Rampant consumerism is treating money as a perishable commodity that must be spent or used in order to gain its maximum utility to accommodate or enhance the lifestyle of its owner without regard to the future opportunity costs of doing so.   With consumer debt so easily available, rampant consumerism can easily flourish since the costs of dealing with the disease aren’t know until the future.  If you were to eat a piece of chocolate cake every day, you would probably enjoy it, and at first not see any discernible impact to your life.  But after doing that for a year or two, you may notice that you are gaining weight or not feeling as good as you did before.  If you kept on eating chocolate cake, you make become obese or get diabetes.  Most of us understand that eating chocolate cake everyday, while tasty, is ultimately not good for us. If we understand that, then why do we needlessly spend money or take on consumer debt to spend even more money, when ultimately that just as bad for us as eating chocolate cake daily?

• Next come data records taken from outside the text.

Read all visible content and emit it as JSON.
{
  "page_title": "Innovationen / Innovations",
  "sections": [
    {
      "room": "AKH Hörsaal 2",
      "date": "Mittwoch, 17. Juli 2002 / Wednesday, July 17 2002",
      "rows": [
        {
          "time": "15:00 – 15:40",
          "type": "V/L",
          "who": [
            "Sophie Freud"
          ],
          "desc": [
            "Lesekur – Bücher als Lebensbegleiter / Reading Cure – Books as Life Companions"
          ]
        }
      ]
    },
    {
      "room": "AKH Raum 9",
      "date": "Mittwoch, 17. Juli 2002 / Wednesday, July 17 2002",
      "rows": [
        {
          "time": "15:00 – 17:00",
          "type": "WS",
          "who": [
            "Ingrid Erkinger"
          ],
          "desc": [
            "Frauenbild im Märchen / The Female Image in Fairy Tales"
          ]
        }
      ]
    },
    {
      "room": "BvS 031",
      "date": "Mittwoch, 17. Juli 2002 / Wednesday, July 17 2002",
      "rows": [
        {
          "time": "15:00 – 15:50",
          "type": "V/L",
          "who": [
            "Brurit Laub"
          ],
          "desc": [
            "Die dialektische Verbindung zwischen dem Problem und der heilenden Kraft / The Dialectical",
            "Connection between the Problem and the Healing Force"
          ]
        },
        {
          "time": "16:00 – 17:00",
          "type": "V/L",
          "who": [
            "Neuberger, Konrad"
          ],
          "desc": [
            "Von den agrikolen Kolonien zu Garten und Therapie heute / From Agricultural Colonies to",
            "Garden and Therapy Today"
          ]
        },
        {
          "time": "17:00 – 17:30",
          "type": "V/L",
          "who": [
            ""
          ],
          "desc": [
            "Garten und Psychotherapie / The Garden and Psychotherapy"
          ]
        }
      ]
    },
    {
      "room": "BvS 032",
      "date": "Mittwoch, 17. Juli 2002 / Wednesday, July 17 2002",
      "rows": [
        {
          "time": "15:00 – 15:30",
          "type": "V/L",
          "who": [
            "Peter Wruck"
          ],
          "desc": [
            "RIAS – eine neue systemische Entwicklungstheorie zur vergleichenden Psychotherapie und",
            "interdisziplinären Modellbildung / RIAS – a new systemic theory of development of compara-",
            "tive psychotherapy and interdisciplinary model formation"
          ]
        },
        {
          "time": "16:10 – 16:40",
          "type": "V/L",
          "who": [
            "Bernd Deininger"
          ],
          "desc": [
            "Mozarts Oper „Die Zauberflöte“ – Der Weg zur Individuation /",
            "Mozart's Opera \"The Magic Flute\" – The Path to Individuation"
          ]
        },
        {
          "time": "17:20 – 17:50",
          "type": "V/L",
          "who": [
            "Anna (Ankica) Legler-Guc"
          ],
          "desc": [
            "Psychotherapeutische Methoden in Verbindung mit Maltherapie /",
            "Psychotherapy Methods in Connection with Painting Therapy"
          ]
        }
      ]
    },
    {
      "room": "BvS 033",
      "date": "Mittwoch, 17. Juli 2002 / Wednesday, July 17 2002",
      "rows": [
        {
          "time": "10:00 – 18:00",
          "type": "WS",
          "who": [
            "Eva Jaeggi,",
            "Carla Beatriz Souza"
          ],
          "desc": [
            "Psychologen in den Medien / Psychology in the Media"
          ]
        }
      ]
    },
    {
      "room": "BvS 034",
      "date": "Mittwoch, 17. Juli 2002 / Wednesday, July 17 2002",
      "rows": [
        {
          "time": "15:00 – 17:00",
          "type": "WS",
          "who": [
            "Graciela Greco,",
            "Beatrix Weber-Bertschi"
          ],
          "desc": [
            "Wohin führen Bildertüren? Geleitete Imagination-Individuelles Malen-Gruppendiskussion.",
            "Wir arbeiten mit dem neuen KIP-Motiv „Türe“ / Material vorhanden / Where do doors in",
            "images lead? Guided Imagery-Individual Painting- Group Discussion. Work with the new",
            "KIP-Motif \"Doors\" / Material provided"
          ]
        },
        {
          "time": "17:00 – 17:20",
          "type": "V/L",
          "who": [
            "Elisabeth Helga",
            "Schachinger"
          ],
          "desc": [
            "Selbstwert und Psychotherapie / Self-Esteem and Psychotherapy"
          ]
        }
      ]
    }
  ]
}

Getting out of consumer debt and out of rampant consumerism is not an easy task, but it can be done if you think of money differently than as a perishable commodity. Money is an asset.  Wisely used assets should appreciate in value, especially if its useful life is infinite.  If I take $1 and buy a candy bar with that, I have traded my $1 infinite life asset for a $1 candy bar expense that will lose all value once I eat the candy bar. If I take the same $1 and invested in a S&P 500 Index Fund, I have traded my $1 asset with a $1 asset that is expected to grow in the future. That is a wise trade and shows that the usage of $1 can vary from the wasted perishable expense (candy bar) to the wisely used asset (mutual fund).  The key, then is when looking at the money you have, are you using your dollars wisely? Overextending your spending through the use of consumer debt (and creating liabilities in the process) is not using your dollars wisely.

I will get push back on this from folks saying that they are living paycheck to paycheck as it is and either can’t use their dollars as wisely used assets or NEED to use debt to make it work.  My push back to them is do you need to have cable TV in order to live?  Do you need to buy debt financed cars every five years in order to live?  Do you need to eat out at restaurants in order to live?  Do you need an expensive cell phone and data plan in order to live?  The answer is no.  You may want those things, but those things are all perishable expenses that waste your assets and if you are barely scraping by, then those expenses have no place in your spending.

Those that have racked up consumer debt up to their eyeballs need to do two things.  1.  Cure their rampant consumerism and 2. Kill their consumer debt before it kills them. If you get your rampant consumerism under control, uses those newly found assets and kill as many of those consumer debt liabilities as possible.  Whether using the snowball method or the stack method, get those debts out of your life as fast as possible.  Consumer debt is a stone cold killer but a smart consumer is a debt killing assassin.

About Josh Lance

A licensed certified public accountant (IL) and Chartered Global Management Accountant, Josh is also a family man who calls Chicago home.  Before venturing on his own with a mission to help small businesses, Josh spent his early career at a top-10 national public accounting firm before working at an ultra high net worth family office.  Josh is also an adjunct professor at Northwestern University in Evanston, IL.  He enjoys making wine at home, cooking, traveling, and cheering on his favorite football and soccer teams. Josh was honored by being selected to the 2017 class of the AICPA Leadership Academy and was named as one of the 40 under 40 in 2017 by CPA Practice Advisor.